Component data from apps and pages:

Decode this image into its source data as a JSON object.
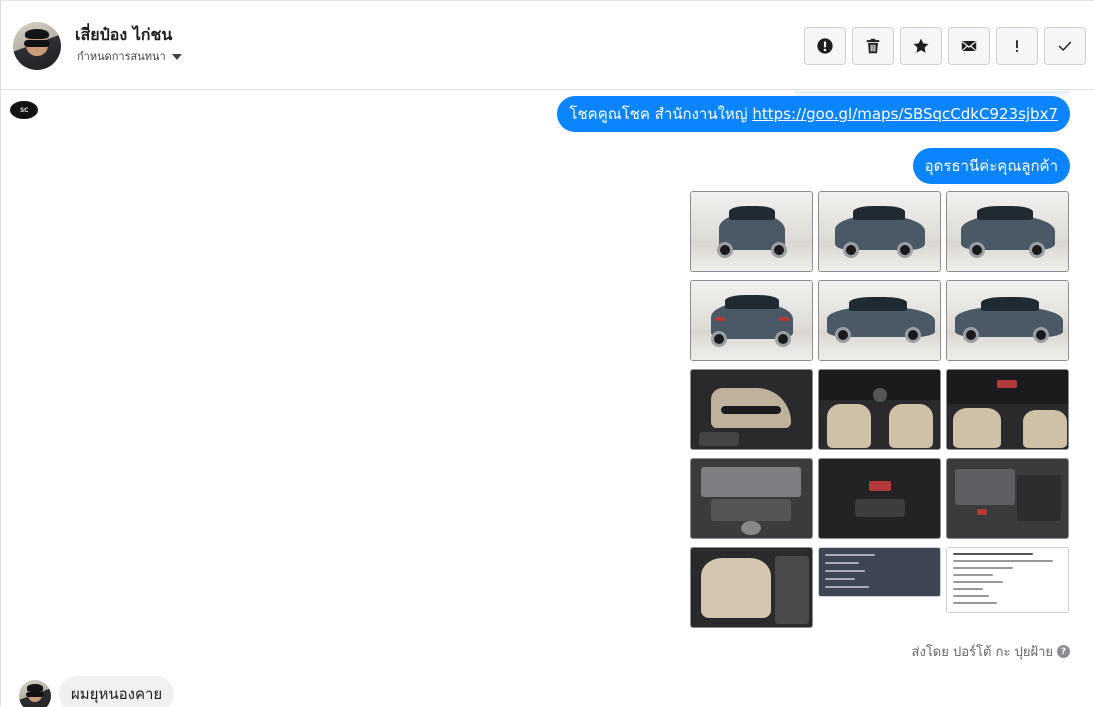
{
  "header": {
    "contact_name": "เสี่ยป๋อง ไก่ชน",
    "assign_label": "กำหนดการสนทนา",
    "toolbar": [
      {
        "name": "spam-button",
        "icon": "exclamation-circle-icon"
      },
      {
        "name": "delete-button",
        "icon": "trash-icon"
      },
      {
        "name": "star-button",
        "icon": "star-icon"
      },
      {
        "name": "mark-unread-button",
        "icon": "envelope-icon"
      },
      {
        "name": "follow-up-button",
        "icon": "exclamation-icon"
      },
      {
        "name": "mark-done-button",
        "icon": "check-icon"
      }
    ]
  },
  "messages": {
    "page_logo_text": "SC",
    "out_1_text": "โชคคูณโชค สำนักงานใหญ่ ",
    "out_1_link": "https://goo.gl/maps/SBSqcCdkC923sjbx7",
    "out_2_text": "อุดรธานีค่ะคุณลูกค้า",
    "gallery_count": 15,
    "sent_by": "ส่งโดย ปอร์โต้ กะ ปุยฝ้าย",
    "help_icon": "question-circle-icon",
    "in_1_text": "ผมยุหนองคาย"
  },
  "colors": {
    "outgoing_bubble": "#0b84ff",
    "incoming_bubble": "#f0f0f0",
    "toolbar_bg": "#f5f6f7"
  }
}
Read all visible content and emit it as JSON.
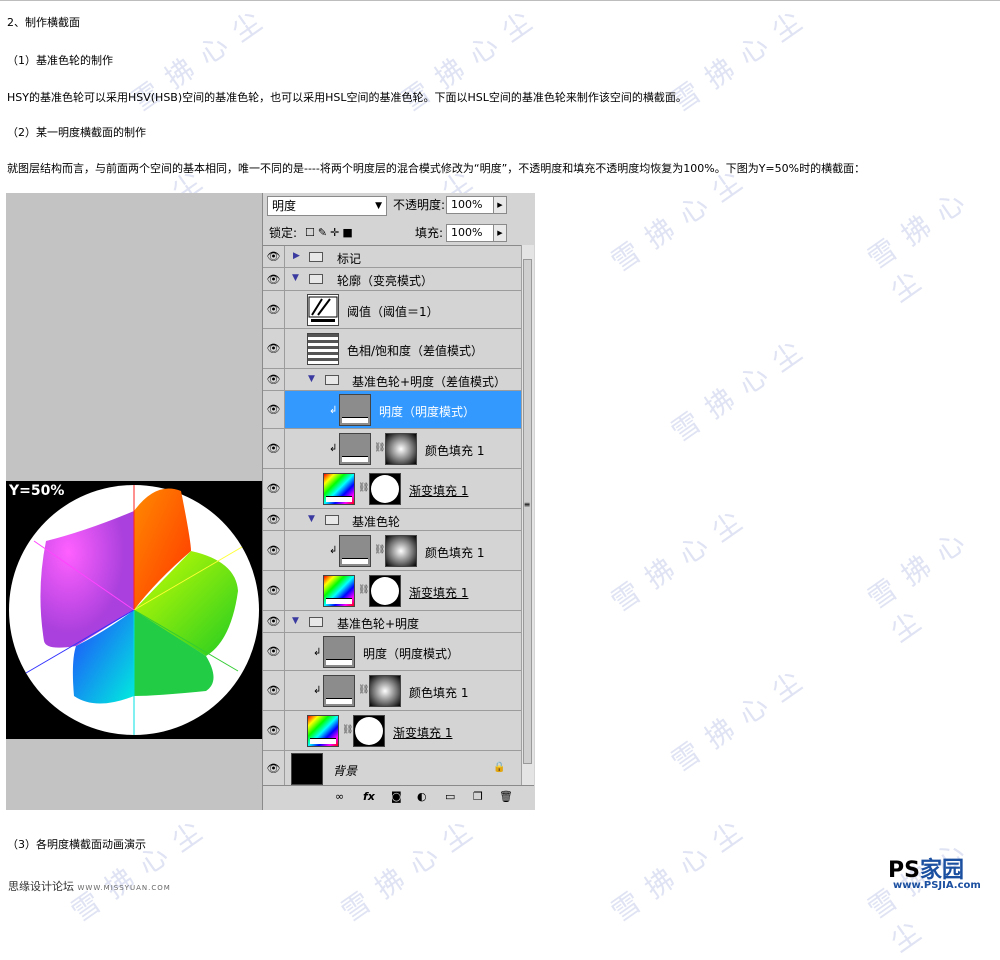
{
  "article": {
    "section": "2、制作横截面",
    "sub1": "（1）基准色轮的制作",
    "para1": "HSY的基准色轮可以采用HSV(HSB)空间的基准色轮，也可以采用HSL空间的基准色轮。下面以HSL空间的基准色轮来制作该空间的横截面。",
    "sub2": "（2）某一明度横截面的制作",
    "para2": "就图层结构而言，与前面两个空间的基本相同，唯一不同的是----将两个明度层的混合模式修改为“明度”，不透明度和填充不透明度均恢复为100%。下图为Y=50%时的横截面：",
    "sub3": "（3）各明度横截面动画演示"
  },
  "preview": {
    "label": "Y=50%"
  },
  "panel": {
    "blend_mode": "明度",
    "opacity_label": "不透明度:",
    "opacity_value": "100%",
    "lock_label": "锁定:",
    "fill_label": "填充:",
    "fill_value": "100%"
  },
  "layers": [
    {
      "name": "标记"
    },
    {
      "name": "轮廓（变亮模式）"
    },
    {
      "name": "阈值（阈值＝1）"
    },
    {
      "name": "色相/饱和度（差值模式）"
    },
    {
      "name": "基准色轮+明度（差值模式）"
    },
    {
      "name": "明度（明度模式）"
    },
    {
      "name": "颜色填充 1"
    },
    {
      "name": "渐变填充 1"
    },
    {
      "name": "基准色轮"
    },
    {
      "name": "颜色填充 1"
    },
    {
      "name": "渐变填充 1"
    },
    {
      "name": "基准色轮+明度"
    },
    {
      "name": "明度（明度模式）"
    },
    {
      "name": "颜色填充 1"
    },
    {
      "name": "渐变填充 1"
    },
    {
      "name": "背景"
    }
  ],
  "watermark": "雪 拂 心 尘",
  "footer": {
    "forum": "思缘设计论坛",
    "forum_url": "WWW.MISSYUAN.COM",
    "logo_ps": "PS",
    "logo_jia": "家园",
    "logo_url": "www.PSJIA.com"
  }
}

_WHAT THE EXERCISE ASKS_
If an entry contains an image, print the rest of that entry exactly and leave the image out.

_SOLUTION BELOW_
Decode this image into its source data as a JSON object.
{
  "header": {
    "contact_name": "เสี่ยป๋อง ไก่ชน",
    "assign_label": "กำหนดการสนทนา",
    "toolbar": [
      {
        "name": "spam-button",
        "icon": "exclamation-circle-icon"
      },
      {
        "name": "delete-button",
        "icon": "trash-icon"
      },
      {
        "name": "star-button",
        "icon": "star-icon"
      },
      {
        "name": "mark-unread-button",
        "icon": "envelope-icon"
      },
      {
        "name": "follow-up-button",
        "icon": "exclamation-icon"
      },
      {
        "name": "mark-done-button",
        "icon": "check-icon"
      }
    ]
  },
  "messages": {
    "page_logo_text": "SC",
    "out_1_text": "โชคคูณโชค สำนักงานใหญ่ ",
    "out_1_link": "https://goo.gl/maps/SBSqcCdkC923sjbx7",
    "out_2_text": "อุดรธานีค่ะคุณลูกค้า",
    "gallery_count": 15,
    "sent_by": "ส่งโดย ปอร์โต้ กะ ปุยฝ้าย",
    "help_icon": "question-circle-icon",
    "in_1_text": "ผมยุหนองคาย"
  },
  "colors": {
    "outgoing_bubble": "#0b84ff",
    "incoming_bubble": "#f0f0f0",
    "toolbar_bg": "#f5f6f7"
  }
}
Read all visible content and emit it as JSON.
{
  "article": {
    "section": "2、制作横截面",
    "sub1": "（1）基准色轮的制作",
    "para1": "HSY的基准色轮可以采用HSV(HSB)空间的基准色轮，也可以采用HSL空间的基准色轮。下面以HSL空间的基准色轮来制作该空间的横截面。",
    "sub2": "（2）某一明度横截面的制作",
    "para2": "就图层结构而言，与前面两个空间的基本相同，唯一不同的是----将两个明度层的混合模式修改为“明度”，不透明度和填充不透明度均恢复为100%。下图为Y=50%时的横截面：",
    "sub3": "（3）各明度横截面动画演示"
  },
  "preview": {
    "label": "Y=50%"
  },
  "panel": {
    "blend_mode": "明度",
    "opacity_label": "不透明度:",
    "opacity_value": "100%",
    "lock_label": "锁定:",
    "fill_label": "填充:",
    "fill_value": "100%"
  },
  "layers": [
    {
      "name": "标记"
    },
    {
      "name": "轮廓（变亮模式）"
    },
    {
      "name": "阈值（阈值＝1）"
    },
    {
      "name": "色相/饱和度（差值模式）"
    },
    {
      "name": "基准色轮+明度（差值模式）"
    },
    {
      "name": "明度（明度模式）"
    },
    {
      "name": "颜色填充 1"
    },
    {
      "name": "渐变填充 1"
    },
    {
      "name": "基准色轮"
    },
    {
      "name": "颜色填充 1"
    },
    {
      "name": "渐变填充 1"
    },
    {
      "name": "基准色轮+明度"
    },
    {
      "name": "明度（明度模式）"
    },
    {
      "name": "颜色填充 1"
    },
    {
      "name": "渐变填充 1"
    },
    {
      "name": "背景"
    }
  ],
  "watermark": "雪 拂 心 尘",
  "footer": {
    "forum": "思缘设计论坛",
    "forum_url": "WWW.MISSYUAN.COM",
    "logo_ps": "PS",
    "logo_jia": "家园",
    "logo_url": "www.PSJIA.com"
  }
}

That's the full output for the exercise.